Why does daydreaming get such a bad rap?
You’re daydreaming, developing a simple method for time travel and solving all the mysteries of the world. Then all of a sudden, people start calling you names like “space cadet” and “slacker,” and saying daydreaming is a total waste of time.
“Those who dream by day are cognizant of many things which escape those who dream only by night.”
Edgar Allan Poe, Eleonora
I don’t understand why these people think that, so I’m writing this post today in defense of daydreaming. It’s NOT a waste of time. I think it’s a brilliant use of time.
“Everything starts as somebody’s daydream.”
When you’re daydreaming, your brain stops focusing on what you’re doing. Your mind wanders. It gives your brain a chance to throw ideas at you to see what sticks. Maybe it’s ideas for resolving a problem you’re having in life… or ideas for an awesome story.
“A daydream is a meal at which images are eaten. Some of us are gourmets, some gourmands, and a good many take their images precooked out of a can and swallow them down whole, absent-mindedly and with little relish.”
Most of my best ideas have come from daydreaming, but it isn’t just for people seeking inspiration. It’s for everyone!
“You get ideas from daydreaming. You get ideas from being bored. You get ideas all the time. The only difference between writers and other people is we notice when we’re doing it.”
So my advice is to ignore that “space cadet” and “slacker” name-calling and get to daydreaming!
“All men dream: but not equally.
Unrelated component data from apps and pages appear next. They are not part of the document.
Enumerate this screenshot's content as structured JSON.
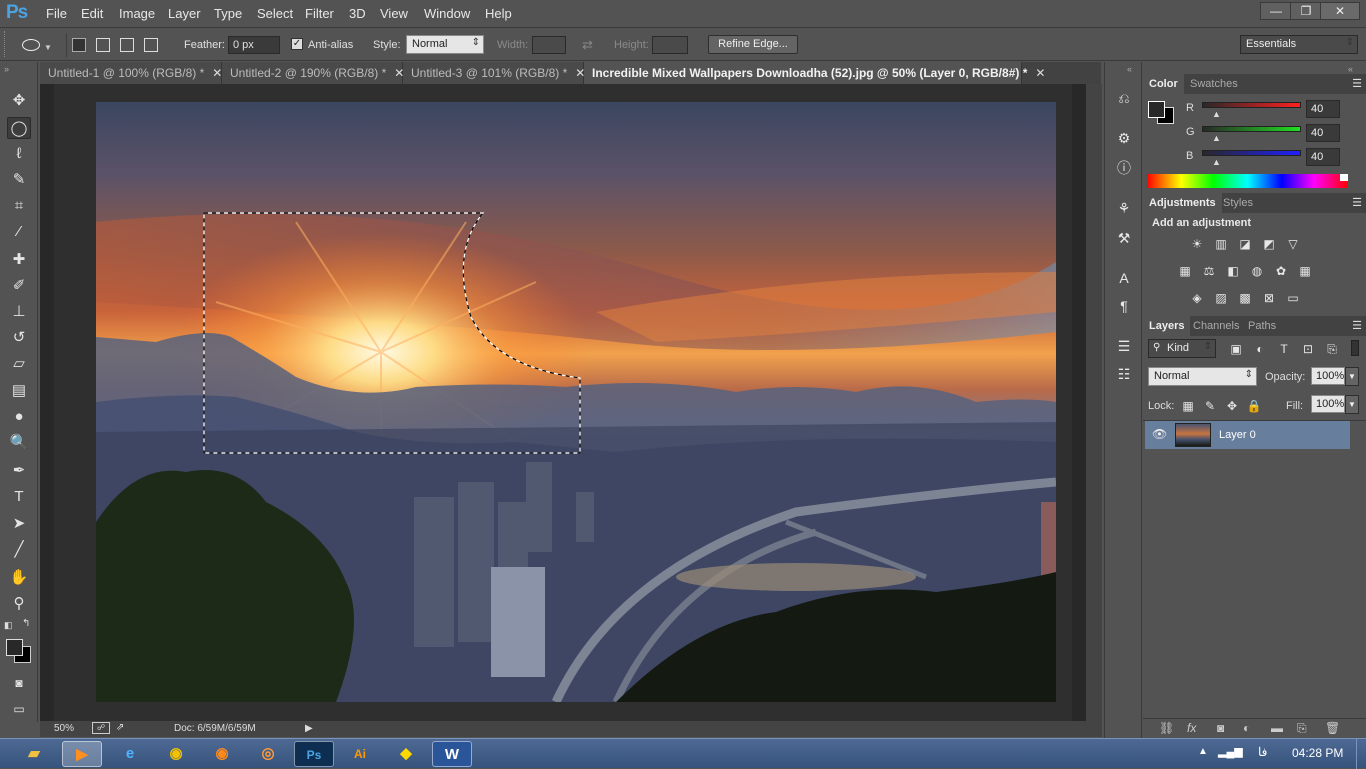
{
  "app": {
    "logo": "Ps"
  },
  "menu": [
    "File",
    "Edit",
    "Image",
    "Layer",
    "Type",
    "Select",
    "Filter",
    "3D",
    "View",
    "Window",
    "Help"
  ],
  "window_controls": {
    "minimize": "—",
    "restore": "❐",
    "close": "✕"
  },
  "options": {
    "feather_label": "Feather:",
    "feather_value": "0 px",
    "antialias_label": "Anti-alias",
    "style_label": "Style:",
    "style_value": "Normal",
    "width_label": "Width:",
    "height_label": "Height:",
    "refine_edge": "Refine Edge...",
    "workspace": "Essentials"
  },
  "tabs": [
    {
      "label": "Untitled-1 @ 100% (RGB/8) *",
      "close": "✕"
    },
    {
      "label": "Untitled-2 @ 190% (RGB/8) *",
      "close": "✕"
    },
    {
      "label": "Untitled-3 @ 101% (RGB/8) *",
      "close": "✕"
    },
    {
      "label": "Incredible Mixed Wallpapers Downloadha (52).jpg @ 50% (Layer 0, RGB/8#) *",
      "close": "✕"
    }
  ],
  "status": {
    "zoom": "50%",
    "doc": "Doc: 6/59M/6/59M"
  },
  "color_panel": {
    "tabs": [
      "Color",
      "Swatches"
    ],
    "channels": [
      {
        "label": "R",
        "value": "40"
      },
      {
        "label": "G",
        "value": "40"
      },
      {
        "label": "B",
        "value": "40"
      }
    ]
  },
  "adjustments_panel": {
    "tabs": [
      "Adjustments",
      "Styles"
    ],
    "heading": "Add an adjustment"
  },
  "layers_panel": {
    "tabs": [
      "Layers",
      "Channels",
      "Paths"
    ],
    "filter_kind": "Kind",
    "blend_mode": "Normal",
    "opacity_label": "Opacity:",
    "opacity_value": "100%",
    "lock_label": "Lock:",
    "fill_label": "Fill:",
    "fill_value": "100%",
    "layers": [
      {
        "name": "Layer 0",
        "visible": true
      }
    ]
  },
  "taskbar": {
    "clock": "04:28 PM",
    "lang": "فا",
    "apps": [
      "file-explorer",
      "media-player",
      "internet-explorer",
      "chrome",
      "firefox",
      "blender",
      "photoshop",
      "illustrator",
      "norton",
      "word"
    ],
    "ps_label": "Ps",
    "ai_label": "Ai",
    "word_label": "W"
  },
  "colors": {
    "ui_bg": "#535353",
    "tab_active": "#535353",
    "layer_selected": "#687e9d",
    "taskbar": "#3b5680",
    "ps_blue": "#4ba3e3"
  }
}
Those who dream by night in the dusty recesses of their minds wake up in the day to find it was vanity, but the dreamers of the day are dangerous men, for they may act their dreams with open eyes, to make it possible.”T.E. Lawrence, Seven Pillars of Wisdom